Canady pleaded guilty in December to multiple counts of fraud, aggravated identity theft, money laundering, unlawful possession of a firearm and threatening a federal official. He faces a maximum sentence of 67 years in prison.
On Feb. 20, 2013, Sasser was sentenced to 48 months in jail and ordered to make restitution of $21 million. His wife, Tammy, replied “no, sir” when asked by Bloomberg News in a telephone call if she wanted to comment.
Stokes’s handsome brick home, assessed at $814,801, is on the market for $399,000. His former office is shuttered and bears a “for sale” sign. Inside, desks and chairs are stacked alongside a tower of boxes.
Reached by phone, Stokes, who is on probation and confined to his home, declined to discuss the case.

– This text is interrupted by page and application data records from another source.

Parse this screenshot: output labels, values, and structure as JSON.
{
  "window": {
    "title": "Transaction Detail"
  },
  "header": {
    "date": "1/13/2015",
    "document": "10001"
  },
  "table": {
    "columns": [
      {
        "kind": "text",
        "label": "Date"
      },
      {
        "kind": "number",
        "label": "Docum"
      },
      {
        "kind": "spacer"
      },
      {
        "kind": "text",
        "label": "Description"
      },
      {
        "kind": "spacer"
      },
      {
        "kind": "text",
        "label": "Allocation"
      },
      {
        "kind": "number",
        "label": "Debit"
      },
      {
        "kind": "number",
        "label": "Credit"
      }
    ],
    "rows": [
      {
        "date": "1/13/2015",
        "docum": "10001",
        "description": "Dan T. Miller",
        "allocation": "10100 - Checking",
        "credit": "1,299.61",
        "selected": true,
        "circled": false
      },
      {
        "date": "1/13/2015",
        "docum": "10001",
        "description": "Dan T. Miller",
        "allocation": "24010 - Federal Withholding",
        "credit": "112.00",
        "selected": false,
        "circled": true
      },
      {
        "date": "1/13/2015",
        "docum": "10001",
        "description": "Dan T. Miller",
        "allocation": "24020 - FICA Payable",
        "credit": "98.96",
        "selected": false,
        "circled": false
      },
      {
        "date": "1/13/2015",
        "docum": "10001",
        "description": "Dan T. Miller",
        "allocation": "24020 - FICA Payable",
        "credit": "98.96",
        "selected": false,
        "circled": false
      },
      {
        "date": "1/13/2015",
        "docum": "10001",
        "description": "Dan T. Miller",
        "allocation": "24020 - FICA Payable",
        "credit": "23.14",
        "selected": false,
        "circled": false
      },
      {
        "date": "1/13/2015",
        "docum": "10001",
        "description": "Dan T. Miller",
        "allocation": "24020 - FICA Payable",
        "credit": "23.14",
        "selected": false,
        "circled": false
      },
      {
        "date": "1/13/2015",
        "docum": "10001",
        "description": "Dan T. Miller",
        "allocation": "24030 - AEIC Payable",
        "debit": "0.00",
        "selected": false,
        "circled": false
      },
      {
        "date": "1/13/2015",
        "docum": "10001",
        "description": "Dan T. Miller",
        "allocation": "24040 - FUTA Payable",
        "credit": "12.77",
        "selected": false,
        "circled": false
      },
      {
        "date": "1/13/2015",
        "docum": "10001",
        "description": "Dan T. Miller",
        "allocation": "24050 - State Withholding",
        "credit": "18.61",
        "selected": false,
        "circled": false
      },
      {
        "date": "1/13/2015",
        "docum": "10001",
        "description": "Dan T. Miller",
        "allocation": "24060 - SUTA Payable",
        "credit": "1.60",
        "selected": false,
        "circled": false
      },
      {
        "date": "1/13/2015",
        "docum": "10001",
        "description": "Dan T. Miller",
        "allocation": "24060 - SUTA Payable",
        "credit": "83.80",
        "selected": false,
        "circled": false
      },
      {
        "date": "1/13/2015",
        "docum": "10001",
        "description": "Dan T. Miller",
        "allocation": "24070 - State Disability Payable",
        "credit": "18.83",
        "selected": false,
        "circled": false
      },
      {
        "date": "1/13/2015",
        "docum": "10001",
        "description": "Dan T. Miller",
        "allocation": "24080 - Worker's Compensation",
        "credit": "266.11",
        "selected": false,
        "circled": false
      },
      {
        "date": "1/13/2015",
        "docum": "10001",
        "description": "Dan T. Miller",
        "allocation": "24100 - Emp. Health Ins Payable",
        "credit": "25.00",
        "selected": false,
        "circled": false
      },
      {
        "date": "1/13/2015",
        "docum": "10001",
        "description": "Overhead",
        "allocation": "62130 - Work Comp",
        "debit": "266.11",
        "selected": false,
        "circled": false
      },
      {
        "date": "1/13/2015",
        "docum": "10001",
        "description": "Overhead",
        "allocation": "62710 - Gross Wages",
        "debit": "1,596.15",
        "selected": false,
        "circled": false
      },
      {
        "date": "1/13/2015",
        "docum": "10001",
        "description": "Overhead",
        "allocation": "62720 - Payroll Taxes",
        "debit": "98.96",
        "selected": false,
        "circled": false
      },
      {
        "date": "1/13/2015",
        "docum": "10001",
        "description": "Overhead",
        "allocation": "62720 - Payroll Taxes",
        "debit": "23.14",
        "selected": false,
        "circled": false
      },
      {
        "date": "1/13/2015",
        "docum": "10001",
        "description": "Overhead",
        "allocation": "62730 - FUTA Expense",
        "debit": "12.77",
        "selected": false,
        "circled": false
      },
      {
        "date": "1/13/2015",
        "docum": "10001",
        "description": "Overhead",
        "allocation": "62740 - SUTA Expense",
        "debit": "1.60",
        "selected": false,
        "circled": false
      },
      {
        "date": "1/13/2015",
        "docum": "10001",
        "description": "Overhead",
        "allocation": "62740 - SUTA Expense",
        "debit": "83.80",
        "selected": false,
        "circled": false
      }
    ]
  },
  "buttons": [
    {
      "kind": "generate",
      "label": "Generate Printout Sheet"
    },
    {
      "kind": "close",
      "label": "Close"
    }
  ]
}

He says he sold shrimp after he was released from prison in May. Now, he calls himself retired and says he lives on Social Security.

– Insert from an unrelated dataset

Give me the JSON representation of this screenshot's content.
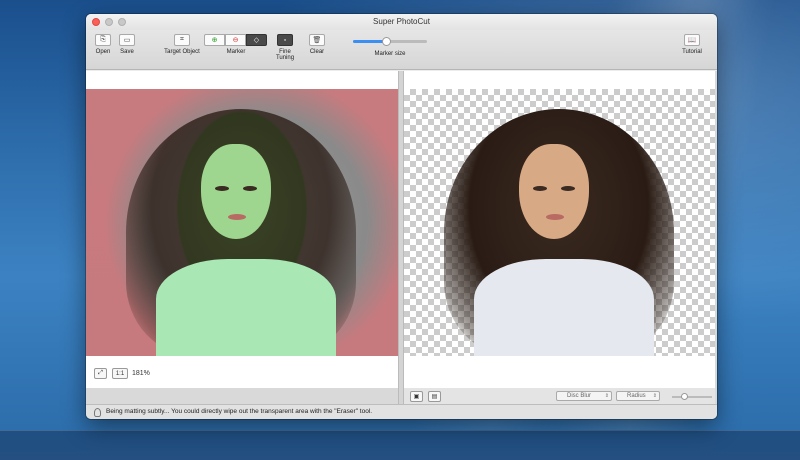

Of the largest crop insurance fraud in history, he says: “I’ve paid my price for it.”
By court order, Stokes is required to repay taxpayers and the insurance companies he defrauded a total of $16,582,215 --in monthly increments of $200.
The lessons of the sprawling North Carolina fraud are still being assessed.
Trying to impress upon North Carolina farmers the cost of tolerating the crooks in their midst, Risk Management Agency officials visited Wilson last year to warn locals that specific farmers, entire counties or the tobacco crop itself could be excluded from the program.
Officials stressed their ability to monitor compliance using technology. Data mining could speedily review millions of insurance claims, as they had in the Stokes case. Likewise, a pair of NASA satellites orbiting the earth provided images of growing areas for Tarleton researchers to match with weather and soil data.
Tarleton’s efforts are credited with preventing about $80 million in improper costs each year between 2001 and 2011, according to RMA.
Last year, data mining identified 2,465 insurance policies -- 0.2 percent of the total -- with unusual losses. USDA and its insurers are responsible for conducting spot checks of those policies. “We are extremely vigilant with extensive focus on adjuster, staff and agent training, utilization of data mining, interaction with RMA, and an intensive annual audit program,” Wells Fargo said in a statement.
Rangarajan says the key to breaking the North Carolina case was the investigators poring over claims forms and weight tickets and questioning suspect farmers, adjusters and agents.
“That data mining was just the start,” she said. “The hardest work is literally the agents sitting in the back room analyzing documents. Without them, I can’t make my case.”
Brown, the investigator who helped RMA break the 2003 North Carolina fake hail damage case, says fraudsters are innovating to stay ahead of the government. Crooked farmers soak up tips from the government seminars, videotaping presentations in search of loopholes. They usually find some, he says.
“They have no intention of growing a healthy crop -- none whatsoever,” he says. “They’re farming for insurance money. And they’ll pull every single gimmick that they can to extract money from the taxpayer.”
(This is the third in a series of articles on the U.S. crop